Interface dataset entries:
============================================================
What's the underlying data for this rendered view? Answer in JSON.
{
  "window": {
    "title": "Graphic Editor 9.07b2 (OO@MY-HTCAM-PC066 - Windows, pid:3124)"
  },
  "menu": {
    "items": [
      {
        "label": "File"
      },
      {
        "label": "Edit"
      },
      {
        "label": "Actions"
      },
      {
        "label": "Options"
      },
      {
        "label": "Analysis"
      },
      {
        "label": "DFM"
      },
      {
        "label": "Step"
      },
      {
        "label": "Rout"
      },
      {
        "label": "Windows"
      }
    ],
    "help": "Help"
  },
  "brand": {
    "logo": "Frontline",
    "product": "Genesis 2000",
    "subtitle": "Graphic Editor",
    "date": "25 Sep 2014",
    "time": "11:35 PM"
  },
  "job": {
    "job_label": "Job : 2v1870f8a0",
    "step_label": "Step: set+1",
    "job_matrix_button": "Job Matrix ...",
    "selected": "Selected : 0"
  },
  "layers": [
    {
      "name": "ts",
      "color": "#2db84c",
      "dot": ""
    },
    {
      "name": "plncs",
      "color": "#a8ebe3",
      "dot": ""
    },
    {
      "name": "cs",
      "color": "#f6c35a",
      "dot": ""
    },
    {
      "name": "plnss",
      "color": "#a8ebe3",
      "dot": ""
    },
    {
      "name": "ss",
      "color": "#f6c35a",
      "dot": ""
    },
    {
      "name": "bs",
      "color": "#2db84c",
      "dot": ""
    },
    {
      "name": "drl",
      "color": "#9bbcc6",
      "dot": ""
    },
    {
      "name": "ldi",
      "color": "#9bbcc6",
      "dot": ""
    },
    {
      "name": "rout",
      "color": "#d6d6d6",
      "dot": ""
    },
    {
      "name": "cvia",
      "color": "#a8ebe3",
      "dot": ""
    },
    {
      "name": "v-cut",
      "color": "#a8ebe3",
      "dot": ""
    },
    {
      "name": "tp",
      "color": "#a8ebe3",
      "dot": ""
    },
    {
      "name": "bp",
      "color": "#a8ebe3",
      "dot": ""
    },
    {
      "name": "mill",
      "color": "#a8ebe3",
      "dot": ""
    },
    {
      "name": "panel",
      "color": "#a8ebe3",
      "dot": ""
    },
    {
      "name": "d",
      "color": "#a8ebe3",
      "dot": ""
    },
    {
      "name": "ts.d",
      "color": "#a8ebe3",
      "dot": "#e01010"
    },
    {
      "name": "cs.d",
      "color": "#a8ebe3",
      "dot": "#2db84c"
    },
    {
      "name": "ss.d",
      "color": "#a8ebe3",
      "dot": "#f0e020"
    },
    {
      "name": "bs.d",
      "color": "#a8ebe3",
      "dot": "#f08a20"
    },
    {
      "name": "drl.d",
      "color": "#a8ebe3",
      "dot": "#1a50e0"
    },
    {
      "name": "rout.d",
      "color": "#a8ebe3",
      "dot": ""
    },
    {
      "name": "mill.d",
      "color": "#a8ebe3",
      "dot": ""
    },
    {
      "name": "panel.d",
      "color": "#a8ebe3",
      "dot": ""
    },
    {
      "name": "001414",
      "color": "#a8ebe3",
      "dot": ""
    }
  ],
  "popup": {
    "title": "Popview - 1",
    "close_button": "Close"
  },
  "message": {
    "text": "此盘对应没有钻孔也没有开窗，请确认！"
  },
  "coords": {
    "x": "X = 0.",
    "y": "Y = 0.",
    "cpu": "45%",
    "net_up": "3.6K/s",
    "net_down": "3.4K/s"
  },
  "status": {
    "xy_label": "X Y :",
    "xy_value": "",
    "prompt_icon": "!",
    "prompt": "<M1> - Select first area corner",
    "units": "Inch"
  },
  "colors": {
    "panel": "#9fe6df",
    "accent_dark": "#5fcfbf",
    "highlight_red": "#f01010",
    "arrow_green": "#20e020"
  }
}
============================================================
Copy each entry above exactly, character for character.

What's the underlying data for this rendered view? Answer in JSON.
{
  "window": {
    "title": "Graphic Editor 9.07b2 (OO@MY-HTCAM-PC066 - Windows, pid:3124)"
  },
  "menu": {
    "items": [
      {
        "label": "File"
      },
      {
        "label": "Edit"
      },
      {
        "label": "Actions"
      },
      {
        "label": "Options"
      },
      {
        "label": "Analysis"
      },
      {
        "label": "DFM"
      },
      {
        "label": "Step"
      },
      {
        "label": "Rout"
      },
      {
        "label": "Windows"
      }
    ],
    "help": "Help"
  },
  "brand": {
    "logo": "Frontline",
    "product": "Genesis 2000",
    "subtitle": "Graphic Editor",
    "date": "25 Sep 2014",
    "time": "11:35 PM"
  },
  "job": {
    "job_label": "Job : 2v1870f8a0",
    "step_label": "Step: set+1",
    "job_matrix_button": "Job Matrix ...",
    "selected": "Selected : 0"
  },
  "layers": [
    {
      "name": "ts",
      "color": "#2db84c",
      "dot": ""
    },
    {
      "name": "plncs",
      "color": "#a8ebe3",
      "dot": ""
    },
    {
      "name": "cs",
      "color": "#f6c35a",
      "dot": ""
    },
    {
      "name": "plnss",
      "color": "#a8ebe3",
      "dot": ""
    },
    {
      "name": "ss",
      "color": "#f6c35a",
      "dot": ""
    },
    {
      "name": "bs",
      "color": "#2db84c",
      "dot": ""
    },
    {
      "name": "drl",
      "color": "#9bbcc6",
      "dot": ""
    },
    {
      "name": "ldi",
      "color": "#9bbcc6",
      "dot": ""
    },
    {
      "name": "rout",
      "color": "#d6d6d6",
      "dot": ""
    },
    {
      "name": "cvia",
      "color": "#a8ebe3",
      "dot": ""
    },
    {
      "name": "v-cut",
      "color": "#a8ebe3",
      "dot": ""
    },
    {
      "name": "tp",
      "color": "#a8ebe3",
      "dot": ""
    },
    {
      "name": "bp",
      "color": "#a8ebe3",
      "dot": ""
    },
    {
      "name": "mill",
      "color": "#a8ebe3",
      "dot": ""
    },
    {
      "name": "panel",
      "color": "#a8ebe3",
      "dot": ""
    },
    {
      "name": "d",
      "color": "#a8ebe3",
      "dot": ""
    },
    {
      "name": "ts.d",
      "color": "#a8ebe3",
      "dot": "#e01010"
    },
    {
      "name": "cs.d",
      "color": "#a8ebe3",
      "dot": "#2db84c"
    },
    {
      "name": "ss.d",
      "color": "#a8ebe3",
      "dot": "#f0e020"
    },
    {
      "name": "bs.d",
      "color": "#a8ebe3",
      "dot": "#f08a20"
    },
    {
      "name": "drl.d",
      "color": "#a8ebe3",
      "dot": "#1a50e0"
    },
    {
      "name": "rout.d",
      "color": "#a8ebe3",
      "dot": ""
    },
    {
      "name": "mill.d",
      "color": "#a8ebe3",
      "dot": ""
    },
    {
      "name": "panel.d",
      "color": "#a8ebe3",
      "dot": ""
    },
    {
      "name": "001414",
      "color": "#a8ebe3",
      "dot": ""
    }
  ],
  "popup": {
    "title": "Popview - 1",
    "close_button": "Close"
  },
  "message": {
    "text": "此盘对应没有钻孔也没有开窗，请确认！"
  },
  "coords": {
    "x": "X = 0.",
    "y": "Y = 0.",
    "cpu": "45%",
    "net_up": "3.6K/s",
    "net_down": "3.4K/s"
  },
  "status": {
    "xy_label": "X Y :",
    "xy_value": "",
    "prompt_icon": "!",
    "prompt": "<M1> - Select first area corner",
    "units": "Inch"
  },
  "colors": {
    "panel": "#9fe6df",
    "accent_dark": "#5fcfbf",
    "highlight_red": "#f01010",
    "arrow_green": "#20e020"
  }
}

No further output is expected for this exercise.